*Exercise data:*
══════
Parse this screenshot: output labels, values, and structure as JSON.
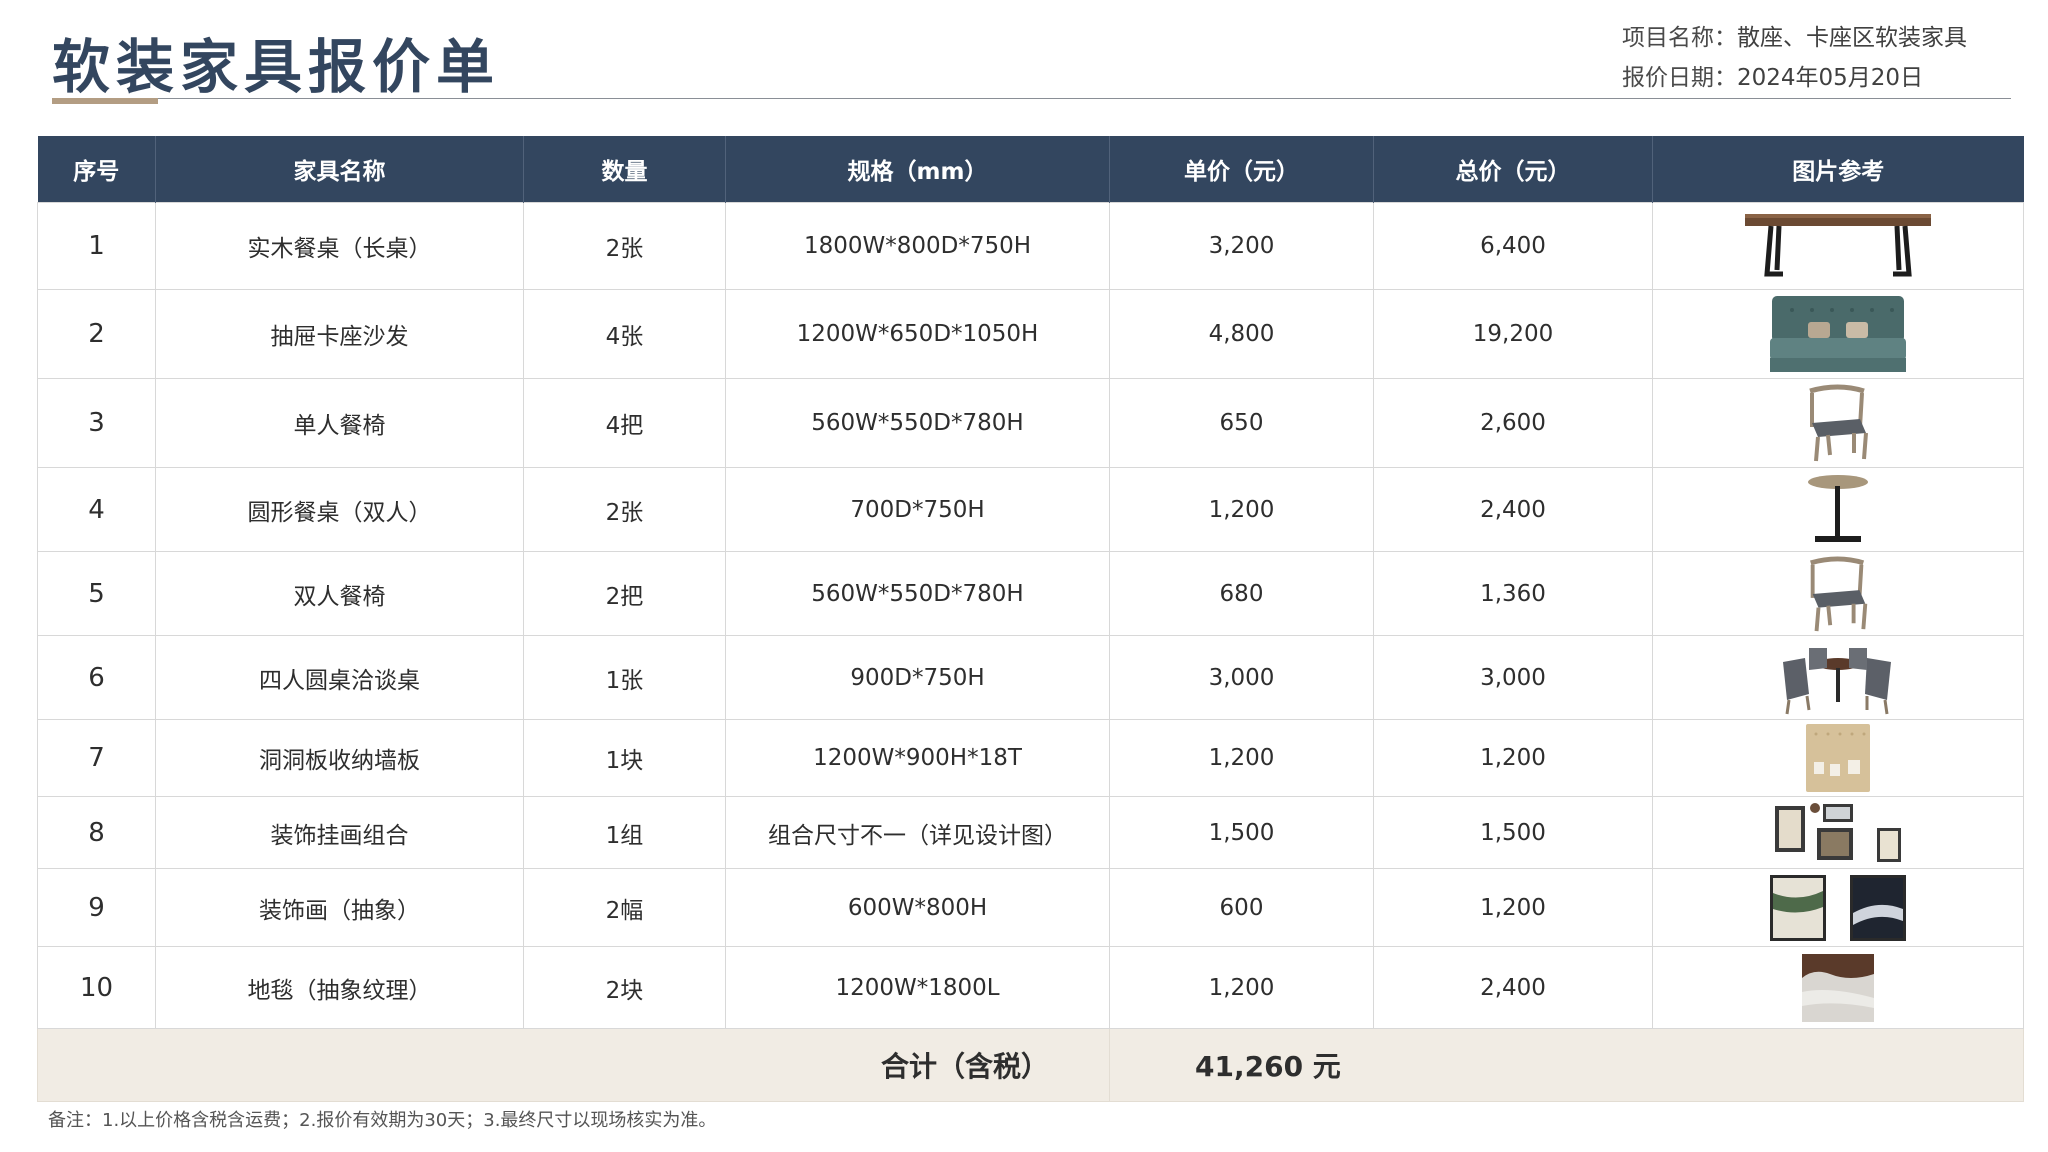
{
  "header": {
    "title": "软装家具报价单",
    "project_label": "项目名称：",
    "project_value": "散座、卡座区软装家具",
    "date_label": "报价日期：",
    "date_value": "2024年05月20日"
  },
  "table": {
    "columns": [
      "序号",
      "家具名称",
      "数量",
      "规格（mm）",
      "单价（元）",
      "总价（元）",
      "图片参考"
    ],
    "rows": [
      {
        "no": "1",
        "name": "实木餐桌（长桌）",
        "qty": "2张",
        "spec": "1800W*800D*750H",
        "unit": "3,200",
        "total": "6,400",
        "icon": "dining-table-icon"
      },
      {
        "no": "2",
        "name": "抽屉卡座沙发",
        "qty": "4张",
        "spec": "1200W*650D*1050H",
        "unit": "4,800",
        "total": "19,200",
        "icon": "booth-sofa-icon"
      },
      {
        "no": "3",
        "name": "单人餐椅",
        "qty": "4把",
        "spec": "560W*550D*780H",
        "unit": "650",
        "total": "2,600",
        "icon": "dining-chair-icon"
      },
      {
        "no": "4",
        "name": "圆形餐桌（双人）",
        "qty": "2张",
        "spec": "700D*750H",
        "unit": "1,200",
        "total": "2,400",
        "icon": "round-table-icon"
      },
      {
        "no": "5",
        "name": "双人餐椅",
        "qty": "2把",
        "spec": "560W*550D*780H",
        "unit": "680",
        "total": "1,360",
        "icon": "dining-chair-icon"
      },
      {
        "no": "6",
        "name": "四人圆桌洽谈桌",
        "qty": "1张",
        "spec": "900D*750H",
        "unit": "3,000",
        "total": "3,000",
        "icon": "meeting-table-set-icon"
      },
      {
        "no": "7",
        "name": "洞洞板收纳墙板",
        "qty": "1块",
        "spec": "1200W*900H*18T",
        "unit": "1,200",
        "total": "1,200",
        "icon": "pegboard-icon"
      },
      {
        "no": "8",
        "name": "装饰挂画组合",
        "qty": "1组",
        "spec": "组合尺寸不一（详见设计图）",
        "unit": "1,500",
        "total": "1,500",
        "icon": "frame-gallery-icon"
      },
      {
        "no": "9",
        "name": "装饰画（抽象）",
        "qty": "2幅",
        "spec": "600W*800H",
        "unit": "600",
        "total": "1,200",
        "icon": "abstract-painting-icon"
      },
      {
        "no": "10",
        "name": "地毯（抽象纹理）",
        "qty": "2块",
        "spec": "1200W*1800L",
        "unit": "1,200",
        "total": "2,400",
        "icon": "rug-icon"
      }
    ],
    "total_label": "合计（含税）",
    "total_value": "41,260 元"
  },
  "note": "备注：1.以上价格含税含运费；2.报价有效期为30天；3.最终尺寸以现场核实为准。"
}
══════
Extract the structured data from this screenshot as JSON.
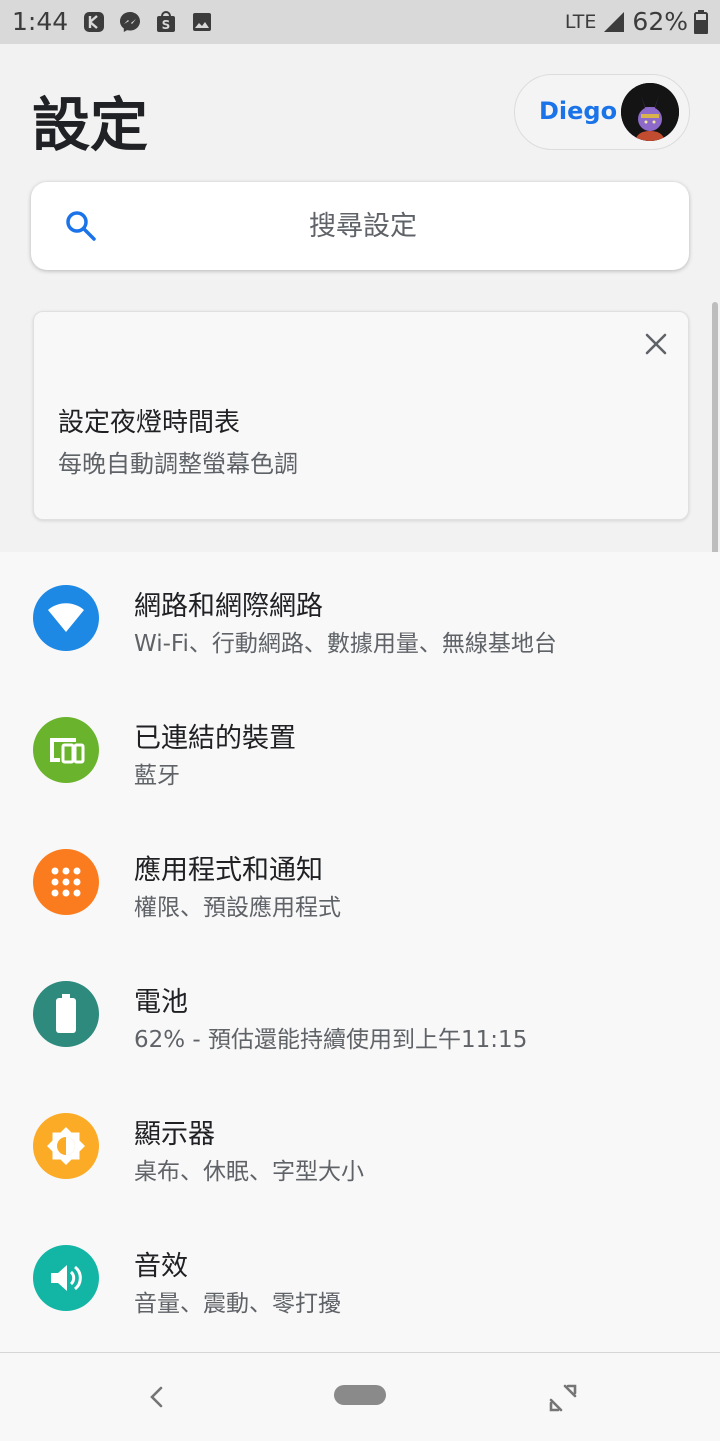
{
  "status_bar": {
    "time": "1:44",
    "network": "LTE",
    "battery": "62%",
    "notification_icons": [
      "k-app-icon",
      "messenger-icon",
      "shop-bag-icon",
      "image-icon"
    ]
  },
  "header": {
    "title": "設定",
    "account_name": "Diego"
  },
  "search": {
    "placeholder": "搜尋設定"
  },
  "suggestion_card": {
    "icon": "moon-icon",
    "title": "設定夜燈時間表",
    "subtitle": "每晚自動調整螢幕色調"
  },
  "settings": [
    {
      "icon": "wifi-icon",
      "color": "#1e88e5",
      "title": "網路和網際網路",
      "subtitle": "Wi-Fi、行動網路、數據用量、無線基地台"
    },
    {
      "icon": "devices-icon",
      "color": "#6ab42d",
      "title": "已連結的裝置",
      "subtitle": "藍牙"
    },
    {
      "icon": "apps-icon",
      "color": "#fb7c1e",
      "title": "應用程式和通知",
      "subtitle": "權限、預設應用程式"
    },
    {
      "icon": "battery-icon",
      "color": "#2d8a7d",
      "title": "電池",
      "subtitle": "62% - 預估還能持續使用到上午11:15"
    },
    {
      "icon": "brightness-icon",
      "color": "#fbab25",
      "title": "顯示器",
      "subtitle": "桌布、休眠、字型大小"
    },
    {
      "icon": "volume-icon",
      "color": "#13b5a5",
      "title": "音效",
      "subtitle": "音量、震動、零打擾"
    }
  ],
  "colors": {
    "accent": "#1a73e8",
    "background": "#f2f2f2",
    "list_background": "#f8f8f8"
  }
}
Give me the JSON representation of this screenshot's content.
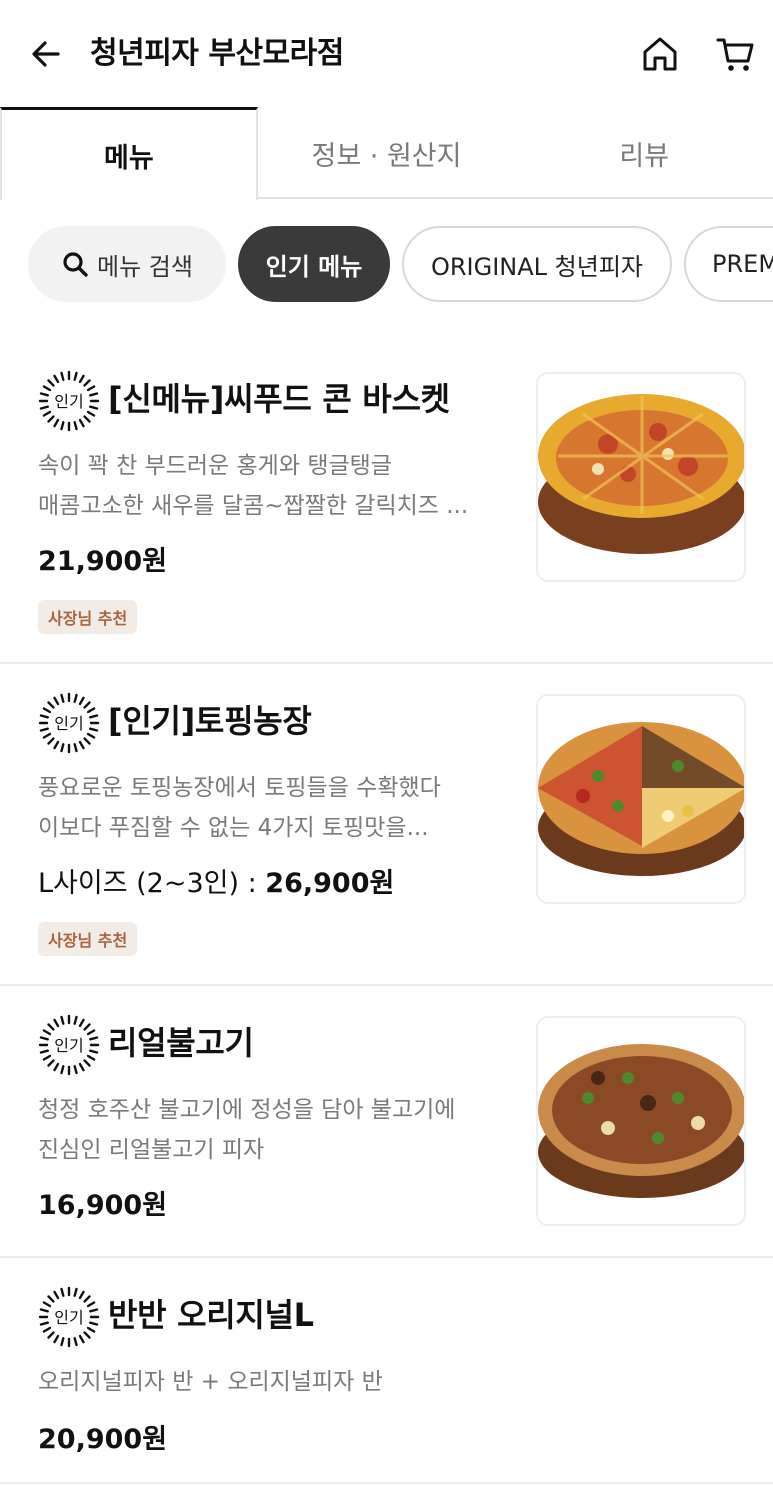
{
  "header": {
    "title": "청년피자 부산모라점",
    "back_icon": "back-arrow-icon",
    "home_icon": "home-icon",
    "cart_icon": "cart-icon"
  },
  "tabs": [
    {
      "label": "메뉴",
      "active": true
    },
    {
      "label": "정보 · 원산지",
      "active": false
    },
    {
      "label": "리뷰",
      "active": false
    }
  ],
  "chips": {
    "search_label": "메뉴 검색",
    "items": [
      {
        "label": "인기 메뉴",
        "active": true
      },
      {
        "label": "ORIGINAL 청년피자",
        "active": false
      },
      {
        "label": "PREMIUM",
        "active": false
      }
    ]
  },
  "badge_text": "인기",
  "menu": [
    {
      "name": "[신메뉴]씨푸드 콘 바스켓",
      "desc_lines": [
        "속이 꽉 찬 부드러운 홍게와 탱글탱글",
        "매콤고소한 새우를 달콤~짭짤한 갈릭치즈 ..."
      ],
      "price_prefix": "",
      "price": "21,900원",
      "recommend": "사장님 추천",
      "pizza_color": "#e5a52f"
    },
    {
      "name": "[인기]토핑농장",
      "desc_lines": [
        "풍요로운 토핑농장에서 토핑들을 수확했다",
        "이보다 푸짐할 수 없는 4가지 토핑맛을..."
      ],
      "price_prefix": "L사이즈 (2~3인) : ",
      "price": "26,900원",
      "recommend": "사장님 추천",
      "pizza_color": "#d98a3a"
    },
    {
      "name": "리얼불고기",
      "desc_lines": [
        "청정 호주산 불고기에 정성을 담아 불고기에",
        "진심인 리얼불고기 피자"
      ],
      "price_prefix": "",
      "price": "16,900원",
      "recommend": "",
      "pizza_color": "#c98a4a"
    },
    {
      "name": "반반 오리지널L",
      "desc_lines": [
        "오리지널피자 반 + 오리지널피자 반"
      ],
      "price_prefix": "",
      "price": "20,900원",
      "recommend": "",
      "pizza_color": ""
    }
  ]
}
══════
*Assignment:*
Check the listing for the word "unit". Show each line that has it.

*Exercise solution:*
        "unit": "3,200",
        "unit": "4,800",
        "unit": "650",
        "unit": "1,200",
        "unit": "680",
        "unit": "3,000",
        "unit": "1,200",
        "unit": "1,500",
        "unit": "600",
        "unit": "1,200",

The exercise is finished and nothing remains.